This lucky German continues:

“A European at the age of 25, with little money but a lot of ambition and ideas, could not expect to move outside his own country–move to say the center of France, or the center of Italy, Belgium or any other country–and have much prospect of succeeding. He would remain an outsider.”

In the wake of the riots in France, there’s been a lot written about the Islamist influences, the lack of assimilation into French life, the stagnant economy – all of which show the worst sides of both religious and economic life as its now exists in Europe. The litany of European woes is just too long to list.

There is no doubt that America, as a nation of immigrants, assimilites foreigners much easier than European countries do; I never expect to pass for an Italian, no matter how long I live here. The problems France and other European nations are facing should teach us just how exceptional America really is, and how thankful we should be for our blessings, despite our own gathering problems of national identity and multiculturalism. (On these, see Charles Kesler’s recent Heritage Foundation lecture.)

In another post next week, I’ll try to show you how just how absurdly difficult it is to reform European ways…but I don’t want to ruin my weekend.

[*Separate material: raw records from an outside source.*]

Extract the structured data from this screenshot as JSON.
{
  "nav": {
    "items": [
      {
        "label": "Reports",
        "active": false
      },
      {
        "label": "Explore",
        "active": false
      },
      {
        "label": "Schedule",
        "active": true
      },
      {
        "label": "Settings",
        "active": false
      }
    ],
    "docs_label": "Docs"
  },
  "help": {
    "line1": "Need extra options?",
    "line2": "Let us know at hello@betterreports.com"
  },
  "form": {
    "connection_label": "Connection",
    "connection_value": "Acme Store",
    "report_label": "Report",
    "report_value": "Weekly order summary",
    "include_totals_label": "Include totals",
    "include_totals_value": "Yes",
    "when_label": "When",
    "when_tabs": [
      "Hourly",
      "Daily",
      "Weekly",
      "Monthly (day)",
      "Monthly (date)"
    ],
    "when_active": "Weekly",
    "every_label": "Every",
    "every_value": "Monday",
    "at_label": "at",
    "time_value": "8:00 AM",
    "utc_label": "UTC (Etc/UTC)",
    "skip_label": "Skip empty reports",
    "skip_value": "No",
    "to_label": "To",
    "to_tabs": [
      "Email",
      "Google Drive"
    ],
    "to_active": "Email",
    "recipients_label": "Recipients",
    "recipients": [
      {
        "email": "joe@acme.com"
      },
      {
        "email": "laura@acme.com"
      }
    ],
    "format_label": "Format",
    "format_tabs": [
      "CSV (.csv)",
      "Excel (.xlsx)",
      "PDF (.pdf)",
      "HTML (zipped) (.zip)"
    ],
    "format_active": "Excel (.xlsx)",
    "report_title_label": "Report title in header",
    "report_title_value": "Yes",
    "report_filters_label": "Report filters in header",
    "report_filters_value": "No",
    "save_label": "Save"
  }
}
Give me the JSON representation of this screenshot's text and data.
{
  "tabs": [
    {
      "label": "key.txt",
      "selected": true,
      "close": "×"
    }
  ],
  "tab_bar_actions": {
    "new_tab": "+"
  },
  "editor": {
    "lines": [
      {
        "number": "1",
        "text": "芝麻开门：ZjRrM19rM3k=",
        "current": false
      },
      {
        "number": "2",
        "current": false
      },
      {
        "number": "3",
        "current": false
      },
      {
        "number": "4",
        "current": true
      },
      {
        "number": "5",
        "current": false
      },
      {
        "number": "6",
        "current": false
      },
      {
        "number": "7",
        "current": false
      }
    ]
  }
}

Kishore Jayabalan Kishore Jayabalan is director of Istituto Acton, the Acton Institute's Rome office. Formerly, he worked for the Vatican's Pontifical Council for Justice and Peace as the lead policy analyst on sustainable development and arms control. Kishore Jayabalan earned a B.A. in political science and economics from the University of Michigan, Ann Arbor. In college, he was executive editor of The Michigan Review and an economic policy intern for the U.S. Chamber of Commerce. He worked as an international economist for the Bureau of Labor Statistics in Washington, D.C. and then graduated with an M.A. in political science from the University of Toronto. While in Toronto, Kishore interned in the university's Newman Centre, which led to his appointment to the Permanent Observer Mission of the Holy See to the United Nations in New York. Two years later, he returned to Rome to work for the Pontifical Council for Justice and Peace as the Holy See's lead policy analyst on sustainable development and arms control. As director of Istituto Acton, Kishore organizes the institute's educational and outreach efforts in Rome and throughout Europe.

Comments

  • krackdown

    “””There is no doubt that America, as a nation of immigrants, assimilites foreigners much easier than European countries do; I never expect to pass for an Italian, no matter how long I live here. The problems France and other European nations are facing should teach us just how exceptional America really is, and how thankful we should be for our blessings, despite our own gathering problems of national identity and multiculturalism. “”

    lol, keep on dreaming mate, uprising of young in france aren’t unemployement nethier poverty, it’s about revolting against fascist comments from a minister, and here in france, the last democraty it’s healthy when peoples react to insults to french constitution, now don’t be fool, france have 75% less underpoverty peoples than USA, and we can get water bottles to ours country fellas in les than 5 days!

    hundreds of young revolting would makes a civil war in yoyrs words? so as feared litle weasel you are, you never went into a revolution, even your article isn’t a revolution into a country where medias give food to his francophobian readers rather than relating facts and reality!

  • “A European jihad or an intifadeh being carried out by self-proclaimed terrorists who have a worldwide agenda. It isn’t unemployment that causes the rioters to shout, “Allah Akbar” as they torch cars and buildings. They are seeking the establishment …

  • “it’s about revolting against fascist comments from a minister,”

    You mean the “fascist comments” about rioters being “scum” that came a few days after the rioting started? Or something else? Fill us in, here…

    Who knows? Perhaps it [i]is[/i] a preemptive uprising against the possibility of future potential fascism. And maybe France [i]does[/i] assimilate immigrants better than America – in pretend make-believe fakeworld.

  • AGS

    Pardon me, but I seem to recall something about over 10,000 French people died in a heatwave a few years ago. Can you imagine that happening in America? No, I can’t either.

    A few water bottles might have helped at that time – I don’t think any were delivered.

  • AGS, even 739 is too many:

    [url=http://en.wikipedia.org/wiki/Chicago_Heat_Wave_of_1995]Chicago’s 1995 Heatwave[/url]